* PROBLEM DETAILS: Return every line from the listing where the word "icon" occurs.

━━━ MATERIAL SUPPLIED

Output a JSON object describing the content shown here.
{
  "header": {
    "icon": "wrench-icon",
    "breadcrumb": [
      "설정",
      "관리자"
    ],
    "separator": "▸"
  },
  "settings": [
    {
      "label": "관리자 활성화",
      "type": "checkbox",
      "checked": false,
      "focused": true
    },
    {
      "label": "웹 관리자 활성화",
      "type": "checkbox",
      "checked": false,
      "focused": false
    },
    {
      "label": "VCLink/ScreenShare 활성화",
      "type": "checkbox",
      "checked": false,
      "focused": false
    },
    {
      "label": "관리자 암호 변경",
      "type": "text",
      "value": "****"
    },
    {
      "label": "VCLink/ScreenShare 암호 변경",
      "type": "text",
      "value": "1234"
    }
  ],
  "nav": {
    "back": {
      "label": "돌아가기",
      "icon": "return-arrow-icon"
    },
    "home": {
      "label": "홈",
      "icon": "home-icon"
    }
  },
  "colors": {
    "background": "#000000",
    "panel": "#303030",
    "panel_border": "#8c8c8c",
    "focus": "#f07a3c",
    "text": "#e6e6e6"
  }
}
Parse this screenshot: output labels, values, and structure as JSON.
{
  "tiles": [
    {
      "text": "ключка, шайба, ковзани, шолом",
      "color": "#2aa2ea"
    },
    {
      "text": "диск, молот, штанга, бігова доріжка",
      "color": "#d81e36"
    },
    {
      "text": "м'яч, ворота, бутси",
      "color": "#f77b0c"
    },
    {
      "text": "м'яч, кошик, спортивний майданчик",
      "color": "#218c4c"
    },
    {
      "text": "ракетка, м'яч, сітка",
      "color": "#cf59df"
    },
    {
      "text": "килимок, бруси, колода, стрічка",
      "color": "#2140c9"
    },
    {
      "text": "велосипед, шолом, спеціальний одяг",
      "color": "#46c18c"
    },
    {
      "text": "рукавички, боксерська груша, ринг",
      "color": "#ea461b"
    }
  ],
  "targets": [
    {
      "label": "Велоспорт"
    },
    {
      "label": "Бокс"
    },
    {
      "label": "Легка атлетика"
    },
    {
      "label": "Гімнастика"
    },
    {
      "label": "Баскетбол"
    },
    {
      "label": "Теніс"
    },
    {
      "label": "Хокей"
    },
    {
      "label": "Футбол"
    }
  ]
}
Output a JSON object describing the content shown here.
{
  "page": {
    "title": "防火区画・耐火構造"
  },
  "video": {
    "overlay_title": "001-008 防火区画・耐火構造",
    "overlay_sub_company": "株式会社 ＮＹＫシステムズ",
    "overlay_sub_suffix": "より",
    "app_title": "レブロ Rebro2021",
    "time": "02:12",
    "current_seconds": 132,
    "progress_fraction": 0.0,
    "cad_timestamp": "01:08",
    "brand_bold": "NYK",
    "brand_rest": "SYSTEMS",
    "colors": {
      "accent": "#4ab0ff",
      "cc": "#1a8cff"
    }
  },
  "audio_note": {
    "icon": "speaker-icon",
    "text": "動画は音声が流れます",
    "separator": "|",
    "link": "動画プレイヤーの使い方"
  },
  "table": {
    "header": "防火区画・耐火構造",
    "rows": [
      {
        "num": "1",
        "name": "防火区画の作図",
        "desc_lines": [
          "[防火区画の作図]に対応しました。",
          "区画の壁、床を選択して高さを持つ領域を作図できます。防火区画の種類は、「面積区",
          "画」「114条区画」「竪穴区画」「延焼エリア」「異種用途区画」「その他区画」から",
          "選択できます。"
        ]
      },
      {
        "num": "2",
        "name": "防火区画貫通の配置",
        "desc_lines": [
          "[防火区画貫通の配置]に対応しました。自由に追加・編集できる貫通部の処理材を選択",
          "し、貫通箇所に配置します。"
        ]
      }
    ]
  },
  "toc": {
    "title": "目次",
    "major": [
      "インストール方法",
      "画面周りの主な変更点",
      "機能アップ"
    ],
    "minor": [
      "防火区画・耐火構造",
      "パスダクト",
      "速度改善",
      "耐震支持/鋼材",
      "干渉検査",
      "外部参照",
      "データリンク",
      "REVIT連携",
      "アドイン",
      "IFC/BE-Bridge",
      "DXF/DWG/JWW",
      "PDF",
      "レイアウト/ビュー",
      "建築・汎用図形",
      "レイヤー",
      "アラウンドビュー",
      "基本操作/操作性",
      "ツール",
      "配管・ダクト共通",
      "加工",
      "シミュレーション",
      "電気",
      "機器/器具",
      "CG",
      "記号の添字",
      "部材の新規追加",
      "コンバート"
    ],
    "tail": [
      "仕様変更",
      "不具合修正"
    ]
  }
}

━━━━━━

* SOLUTION FOR THIS PROBLEM:
    "icon": "wrench-icon",
      "icon": "return-arrow-icon"
      "icon": "home-icon"
    "icon": "speaker-icon",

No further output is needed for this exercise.